An elephant calf killed by poachers in West Bengal

Natural havens of the north east which were once regarded as territories for animals and humans to harmoniously live in are also shrinking due to land encroachment and deforestation. This forces a collision between the animal kingdom and the human population. Assam recently came to limelight when the mysterious deaths of elephants became the talk of the country. Tests reported that most of the animals were poisoned. Union environment minister Jairam Ramesh, taking a firm stand, asked Assam chief minister Tarun Gogoi to probe the horrendous act. Further investigations revealed that movement of elephants in fields have increased recently which gave way to clashes between the villagers and the elephants. Retribution was one of the most prominent reasons in the shocking deaths of elephant population.

Aquatic animals suffer from the same grief. The colored fish species in aquariums and fish bowls live a lonely life away from the open waters. Lack of sand, plant weeds and other environmental factors which form the base of water ecosystem are usually absent. In recent studies, it has been proved that fishes are intelligent species and can learn tricks just like a dog if properly trained. Dolphins in Asia’s first dolphinarium in Mabalipuram, Tamil Nadu, suffered a similar fate when three of them died. Dolphinarium are marine mammal parks where aquatic animals are forced to perform tricks to entertain the visitors. The free roaming giants, who are used to swimming in vast oceans, are forced to roam in endless circles leaving them confused and alienated. The stress and pressure to obey their masters adversely affect their health leaving them depressed sometimes leading to untimely death.

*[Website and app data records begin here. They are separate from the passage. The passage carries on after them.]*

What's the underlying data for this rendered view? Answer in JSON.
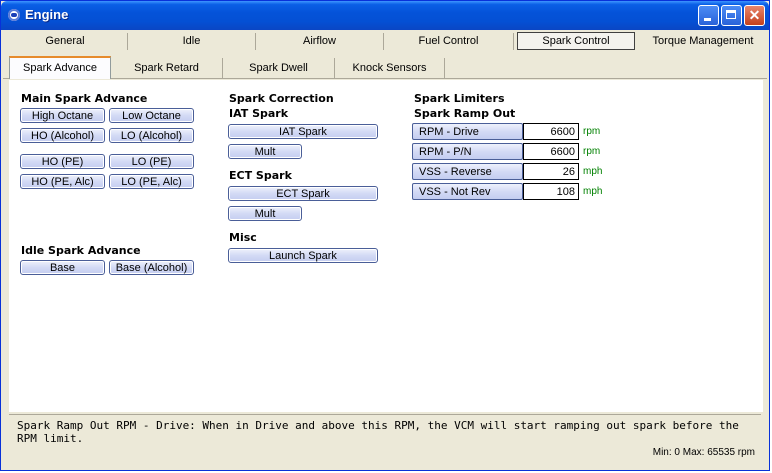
{
  "window": {
    "title": "Engine"
  },
  "tabs_main": [
    "General",
    "Idle",
    "Airflow",
    "Fuel Control",
    "Spark Control",
    "Torque Management"
  ],
  "tabs_main_active": "Spark Control",
  "tabs_sub": [
    "Spark Advance",
    "Spark Retard",
    "Spark Dwell",
    "Knock Sensors"
  ],
  "tabs_sub_active": "Spark Advance",
  "main_spark": {
    "title": "Main Spark Advance",
    "buttons": [
      "High Octane",
      "Low Octane",
      "HO (Alcohol)",
      "LO (Alcohol)",
      "HO (PE)",
      "LO (PE)",
      "HO (PE, Alc)",
      "LO (PE, Alc)"
    ]
  },
  "idle_spark": {
    "title": "Idle Spark Advance",
    "buttons": [
      "Base",
      "Base (Alcohol)"
    ]
  },
  "spark_correction": {
    "title": "Spark Correction",
    "iat_title": "IAT Spark",
    "iat_button": "IAT Spark",
    "iat_mult": "Mult",
    "ect_title": "ECT Spark",
    "ect_button": "ECT Spark",
    "ect_mult": "Mult",
    "misc_title": "Misc",
    "launch_button": "Launch Spark"
  },
  "spark_limiters": {
    "title": "Spark Limiters",
    "subtitle": "Spark Ramp Out",
    "rows": [
      {
        "label": "RPM - Drive",
        "value": "6600",
        "unit": "rpm"
      },
      {
        "label": "RPM - P/N",
        "value": "6600",
        "unit": "rpm"
      },
      {
        "label": "VSS - Reverse",
        "value": "26",
        "unit": "mph"
      },
      {
        "label": "VSS - Not Rev",
        "value": "108",
        "unit": "mph"
      }
    ]
  },
  "status": {
    "description": "Spark Ramp Out RPM - Drive: When in Drive and above this RPM, the VCM will start ramping out spark before the RPM limit.",
    "range": "Min: 0 Max: 65535 rpm"
  },
  "colors": {
    "titlebar": "#0453d9",
    "unit_text": "#008000",
    "tab_highlight": "#e68b2c"
  }
}
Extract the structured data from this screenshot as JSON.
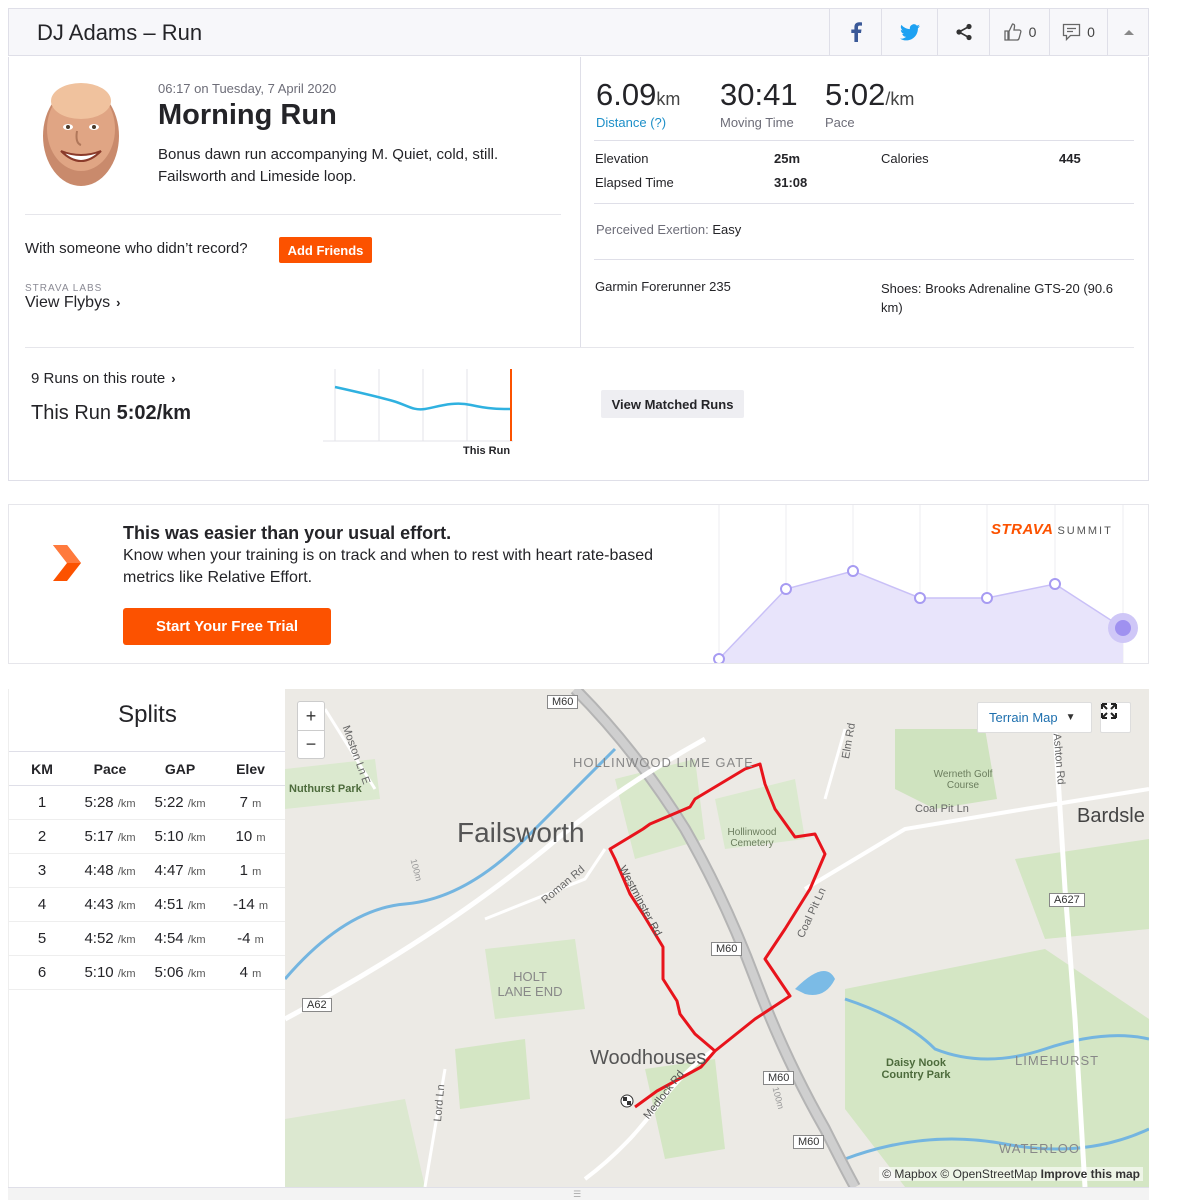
{
  "header": {
    "title": "DJ Adams – Run",
    "kudos_count": "0",
    "comments_count": "0",
    "icons": [
      "facebook-icon",
      "twitter-icon",
      "share-icon",
      "thumbs-up-icon",
      "comment-icon",
      "collapse-icon"
    ]
  },
  "activity": {
    "datetime": "06:17 on Tuesday, 7 April 2020",
    "name": "Morning Run",
    "description": "Bonus dawn run accompanying M. Quiet, cold, still. Failsworth and Limeside loop.",
    "with_someone": "With someone who didn’t record?",
    "add_friends": "Add Friends",
    "labs_label": "STRAVA LABS",
    "flybys": "View Flybys"
  },
  "stats": {
    "distance": {
      "value": "6.09",
      "unit": "km",
      "label": "Distance (?)"
    },
    "moving_time": {
      "value": "30:41",
      "label": "Moving Time"
    },
    "pace": {
      "value": "5:02",
      "unit": "/km",
      "label": "Pace"
    },
    "elevation_label": "Elevation",
    "elevation_value": "25m",
    "calories_label": "Calories",
    "calories_value": "445",
    "elapsed_label": "Elapsed Time",
    "elapsed_value": "31:08",
    "perceived_label": "Perceived Exertion:",
    "perceived_value": "Easy",
    "device": "Garmin Forerunner 235",
    "shoes": "Shoes: Brooks Adrenaline GTS-20 (90.6 km)"
  },
  "route": {
    "runs_on_route": "9 Runs on this route",
    "this_run_prefix": "This Run",
    "this_run_value": "5:02/km",
    "this_run_label": "This Run",
    "view_matched": "View Matched Runs"
  },
  "upsell": {
    "title": "This was easier than your usual effort.",
    "text": "Know when your training is on track and when to rest with heart rate-based metrics like Relative Effort.",
    "button": "Start Your Free Trial",
    "brand_strava": "STRAVA",
    "brand_summit": "SUMMIT"
  },
  "splits": {
    "title": "Splits",
    "columns": [
      "KM",
      "Pace",
      "GAP",
      "Elev"
    ],
    "pace_unit": "/km",
    "elev_unit": "m",
    "rows": [
      {
        "km": "1",
        "pace": "5:28",
        "gap": "5:22",
        "elev": "7"
      },
      {
        "km": "2",
        "pace": "5:17",
        "gap": "5:10",
        "elev": "10"
      },
      {
        "km": "3",
        "pace": "4:48",
        "gap": "4:47",
        "elev": "1"
      },
      {
        "km": "4",
        "pace": "4:43",
        "gap": "4:51",
        "elev": "-14"
      },
      {
        "km": "5",
        "pace": "4:52",
        "gap": "4:54",
        "elev": "-4"
      },
      {
        "km": "6",
        "pace": "5:10",
        "gap": "5:06",
        "elev": "4"
      }
    ]
  },
  "map": {
    "zoom_in": "+",
    "zoom_out": "−",
    "map_type": "Terrain Map",
    "attribution": "© Mapbox © OpenStreetMap",
    "improve": "Improve this map",
    "labels": {
      "failsworth": "Failsworth",
      "woodhouses": "Woodhouses",
      "bardsley": "Bardsle",
      "hollinwood_lime_gate": "HOLLINWOOD LIME GATE",
      "hollinwood_cemetery": "Hollinwood Cemetery",
      "werneth_golf": "Werneth Golf Course",
      "coal_pit_ln": "Coal Pit Ln",
      "coal_pit_ln_2": "Coal Pit Ln",
      "nuthurst_park": "Nuthurst Park",
      "moston_ln_e": "Moston Ln E",
      "roman_rd": "Roman Rd",
      "westminster_rd": "Westminster Rd",
      "holt_lane_end": "HOLT LANE END",
      "medlock_rd": "Medlock Rd",
      "daisy_nook": "Daisy Nook Country Park",
      "limehurst": "LIMEHURST",
      "waterloo": "WATERLOO",
      "elm_rd": "Elm Rd",
      "ashton_rd": "Ashton Rd",
      "lord_ln": "Lord Ln",
      "m60": "M60",
      "a62": "A62",
      "a627": "A627",
      "contour_100m": "100m"
    }
  },
  "colors": {
    "strava_orange": "#fc5200",
    "route_red": "#e8141c",
    "link_blue": "#1d8fc8",
    "effort_purple": "#a79bf2"
  }
}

Human greed knows no limits. The soul shaking act of killing innocent animals for money is a matter of great shame. Most animals end in drawing rooms and so the called “collections” of the rich and famous which are meant to flaunt and pamper egos. Their dead figures look at the visitors who come and appreciate with a sense of awe gleaming in their eyes.

A deceased tiger's skin being taken away after poaching.

Great international demand of animal body parts has put the population of some species on the verge of extinction. The future of tigers, leopards and rhinoceros are hanging in balance. Tiger parts are reported in trade ranged from complete skins, skeletons and even whole animals–live and dead, through to bones, meat, claws, teeth, skulls and other body parts. Variety of cultures and tribes use specific bones and teethes for making traditional medicines and decoration artifacts. Considering that India is home to half of the global tiger population, taking urgent steps towards his safeguarding becomes even more crucial.

Poachers enter the protect areas to hunt down these creatures and put them in cages to sell at high prices in national and international markets. The situation demands stringent laws, quick prosecution and proper implementation of rules laid down under different wildlife protection acts. The riddle cannot be solved without joining hands with forest inhabitants as they are the ones in constant touch with them. These inhabitants should be provided with proper source of income to prevent them from collaborating with poachers under the pressure of poverty and hunger.

Habitat loss and encroachment by villagers are the major issues that need special attention. Collisions between human and animal population adversely affects both the sites. While government has failed to provide alternative job opportunities to the inhabitants to make a living, they are forced to cultivate forest lands to feed the young mouths at home. So, it would not be wrong to say that the system has shattered in this front. Timely amendments in the Wildlife Protection Act 1972 have been made (the most recent in July 2010) to expand its sphere, but a lot remains to be done at different levels.

India is proud of its natural heritage and she has every reason to be so. But any further delay in protecting their interests, and we would be left with no option but to show pictures of tigers and elephants to our children and tell them how they once roamed in our jungles.

Lead image courtesy: